Review for REBORN
Three things attracted me to reviewing Re:Born. First was the plot, which is so like one of my favourite eighties action movies that I did a double take when I read the PR blurb. The second thing was the presence of Tak Sakaguchi, now known simply as Tak ⸫, a genuine action genius who I have enjoyed watching in films like Deadball and Yakuza Weapon. The third and most compelling reason was the presence of Akio Otsuka in the cast. I have been watching shows and movies with Akio Otsuka for over 20 years now, but always as a voice actor in an anime. The chance to see him in a live action movie was one I couldn’t pass up.
Toshiro works in a convenience store to raise his niece Sachi. It’s a nice life, even if Sachi’s pragmatism can be a little shocking. Toshiro doesn’t exactly shield her from the realities of the world, a little hard to do when he suffers from PTSD. For in another life, Toshiro was the ultimate mercenary, the legendary Reborn Ghost of the battlefield. When he left his squad with Sachi, he wound up betraying his leader Phantom, and Phantom wants payback. He’s sent all manner of kill squads after Toshiro, but they didn’t call him the Reborn Ghost for nothing. If Phantom wants Toshiro dead, he’ll have to be creative. So he kidnaps Sachi. But that’s exactly what Toshiro has been waiting for.
Re:Born gets a 2.35:1 widescreen 1080p transfer on this Blu-ray disc. The image is clear and sharp, with no visible artefacts or banding. The one issue is with detail in darker scenes, with blacks feeling particularly washed out, especially in indoor settings. When the image is bright and exterior, detail levels are good, and you can better appreciate the action choreography and stunt work. Incidentally this is one of those films that ought to come with a flashing images/epilepsy warning.
The images in this review were kindly supplied by Eureka Entertainment.
You have the choice between DTS-HD MA 5.1 Surround and PCM 2.0 Stereo Japanese with optional English subtitles. The dialogue is clear, and the surrounds are put to good use conveying the action. The music soundtrack drives the action well, and I wasn’t surprised to see Kenji Kawai’s name in the credits as composer.
The disc boots quickly to a static menu, from where you can get a brief, 38 second introduction to the film, as well as the Eureka Trailer and the Original Theatrical Trailer.
You’re not the only one if you read this film’s synopsis and thought Commando. I love Commando, and I was eager to see another stab at that premise. There are a couple of differences though. The villains merely want Toshiro dead, and are willing to do whatever it takes to accomplish that, and Toshiro’s not too keen on the firearms, he likes to do his killing up close and personal.

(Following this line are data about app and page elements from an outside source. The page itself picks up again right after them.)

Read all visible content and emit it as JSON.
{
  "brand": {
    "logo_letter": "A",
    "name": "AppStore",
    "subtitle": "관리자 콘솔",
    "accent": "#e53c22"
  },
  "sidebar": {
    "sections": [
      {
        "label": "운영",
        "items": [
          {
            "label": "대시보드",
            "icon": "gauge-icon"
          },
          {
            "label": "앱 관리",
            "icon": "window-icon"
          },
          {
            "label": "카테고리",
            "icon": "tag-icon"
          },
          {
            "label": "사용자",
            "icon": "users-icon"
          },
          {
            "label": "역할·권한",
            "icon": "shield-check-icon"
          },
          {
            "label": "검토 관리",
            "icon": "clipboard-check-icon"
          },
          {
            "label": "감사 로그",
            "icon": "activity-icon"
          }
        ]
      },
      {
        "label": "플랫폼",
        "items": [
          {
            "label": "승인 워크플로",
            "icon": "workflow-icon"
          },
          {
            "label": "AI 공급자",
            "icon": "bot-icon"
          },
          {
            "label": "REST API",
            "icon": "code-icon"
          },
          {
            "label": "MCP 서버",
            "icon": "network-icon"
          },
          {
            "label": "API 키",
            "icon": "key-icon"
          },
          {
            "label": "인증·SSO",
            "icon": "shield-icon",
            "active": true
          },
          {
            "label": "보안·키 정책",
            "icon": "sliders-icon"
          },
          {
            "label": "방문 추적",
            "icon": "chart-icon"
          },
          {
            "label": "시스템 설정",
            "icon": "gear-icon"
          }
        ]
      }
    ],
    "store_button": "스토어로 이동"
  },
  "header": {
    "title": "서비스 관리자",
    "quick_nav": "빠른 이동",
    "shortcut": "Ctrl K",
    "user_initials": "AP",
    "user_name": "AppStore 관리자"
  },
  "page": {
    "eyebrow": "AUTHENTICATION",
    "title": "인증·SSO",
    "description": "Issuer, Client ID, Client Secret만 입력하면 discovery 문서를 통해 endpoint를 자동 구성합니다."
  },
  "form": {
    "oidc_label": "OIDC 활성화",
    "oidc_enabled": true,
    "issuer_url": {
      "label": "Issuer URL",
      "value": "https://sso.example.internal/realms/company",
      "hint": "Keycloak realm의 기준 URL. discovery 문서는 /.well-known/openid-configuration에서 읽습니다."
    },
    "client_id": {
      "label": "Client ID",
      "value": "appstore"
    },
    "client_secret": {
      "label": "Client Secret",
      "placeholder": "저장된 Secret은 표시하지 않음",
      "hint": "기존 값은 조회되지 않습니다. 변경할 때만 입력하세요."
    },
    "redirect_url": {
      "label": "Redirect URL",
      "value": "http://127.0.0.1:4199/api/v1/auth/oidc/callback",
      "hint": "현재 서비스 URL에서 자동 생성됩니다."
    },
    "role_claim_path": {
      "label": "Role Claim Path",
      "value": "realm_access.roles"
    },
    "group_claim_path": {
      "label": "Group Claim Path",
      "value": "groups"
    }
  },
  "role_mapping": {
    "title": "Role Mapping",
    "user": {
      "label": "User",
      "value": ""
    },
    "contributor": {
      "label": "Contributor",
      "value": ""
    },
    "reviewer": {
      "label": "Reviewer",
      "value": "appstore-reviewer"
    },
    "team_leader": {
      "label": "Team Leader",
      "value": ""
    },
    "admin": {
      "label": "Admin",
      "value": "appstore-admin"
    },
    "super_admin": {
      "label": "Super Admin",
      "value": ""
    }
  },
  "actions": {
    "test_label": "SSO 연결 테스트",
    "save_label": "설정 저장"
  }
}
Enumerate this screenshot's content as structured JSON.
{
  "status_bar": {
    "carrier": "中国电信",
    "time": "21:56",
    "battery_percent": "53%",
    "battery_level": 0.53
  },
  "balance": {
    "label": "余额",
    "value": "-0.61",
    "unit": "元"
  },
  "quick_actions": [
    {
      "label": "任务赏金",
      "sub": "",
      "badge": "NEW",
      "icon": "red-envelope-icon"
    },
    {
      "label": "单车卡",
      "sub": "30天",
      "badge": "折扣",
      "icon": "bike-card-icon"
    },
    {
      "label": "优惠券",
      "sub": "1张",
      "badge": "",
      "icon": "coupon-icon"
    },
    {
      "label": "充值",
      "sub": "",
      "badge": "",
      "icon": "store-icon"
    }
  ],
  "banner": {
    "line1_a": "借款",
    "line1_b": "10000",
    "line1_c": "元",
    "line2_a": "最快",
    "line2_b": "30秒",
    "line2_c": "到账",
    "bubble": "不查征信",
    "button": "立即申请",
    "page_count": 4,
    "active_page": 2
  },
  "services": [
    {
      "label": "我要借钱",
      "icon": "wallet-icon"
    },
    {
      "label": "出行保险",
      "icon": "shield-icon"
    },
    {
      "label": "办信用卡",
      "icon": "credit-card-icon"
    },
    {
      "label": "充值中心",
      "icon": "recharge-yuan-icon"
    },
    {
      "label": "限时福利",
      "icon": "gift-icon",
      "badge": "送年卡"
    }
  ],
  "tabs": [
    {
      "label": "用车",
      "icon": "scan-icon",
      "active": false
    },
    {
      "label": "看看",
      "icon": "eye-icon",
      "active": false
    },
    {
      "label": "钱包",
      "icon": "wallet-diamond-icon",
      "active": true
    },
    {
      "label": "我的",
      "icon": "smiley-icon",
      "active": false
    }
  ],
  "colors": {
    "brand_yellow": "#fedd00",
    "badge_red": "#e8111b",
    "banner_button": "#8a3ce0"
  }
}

If you like your close-combat action sequences, then Re:Born is the action movie for you. I bet you didn’t think two people could fight to the death in a phone booth! But Re:Born has a problem. There came a point in the film where I stopped comparing the film to Commando, and started wishing I was watching Commando instead.
If you watched Deadball and Yakuza Weapon, and come to Re:Born expecting more of the same, you’re going to be disappointed. Those first two films were action movie parodies, over the top, comic book violence played mostly for laughs. In Re:Born, Tak⸫ plays it straight, a strong dramatic performance as a traumatised ex-mercenary, whose only human connection is with his niece, and maybe the therapist who tries to counsel him. If there is any humour in Re:Born, it’s of the dark, gallows variety. This isn’t a movie with quips and one-liners following each villain death.
The second, more pressing issue is a lack of characterisation for the villains. Other than Phantom and his right hand man, the others are a faceless bunch of killers who aren’t around long enough to be developed as characters, before they meet their demise. In the case of the lower ranks, they literally are faceless, masked mostly to re-use extras and stuntmen in different soldier roles.
It’s mostly close quarters, hand to hand combat, well choreographed, and brilliantly captured on camera, and thrilling to watch... at first. Most of the fight sequences in the first half of the film are set in urban areas, city streets and thoroughfares, conveniences stores, lifts and phone booths. That is visually engaging, and it allows for a lot of variety in the fight choreography when it comes to props and sets. But the final assault is on a ruined building in the middle of a forest, where Toshiro has to face 200 enemies, almost single-handed. At this point the action all seems to blur together, the same routine feels repeated over and over again, and I have to admit that my attention began to wander.
You can’t fault the action sequences in Re:Born; it’s just in terms of characterisation and story that it never really catches fire. It’s worth checking out if you have a couple of hours to spare though, and you don’t have a copy of Commando.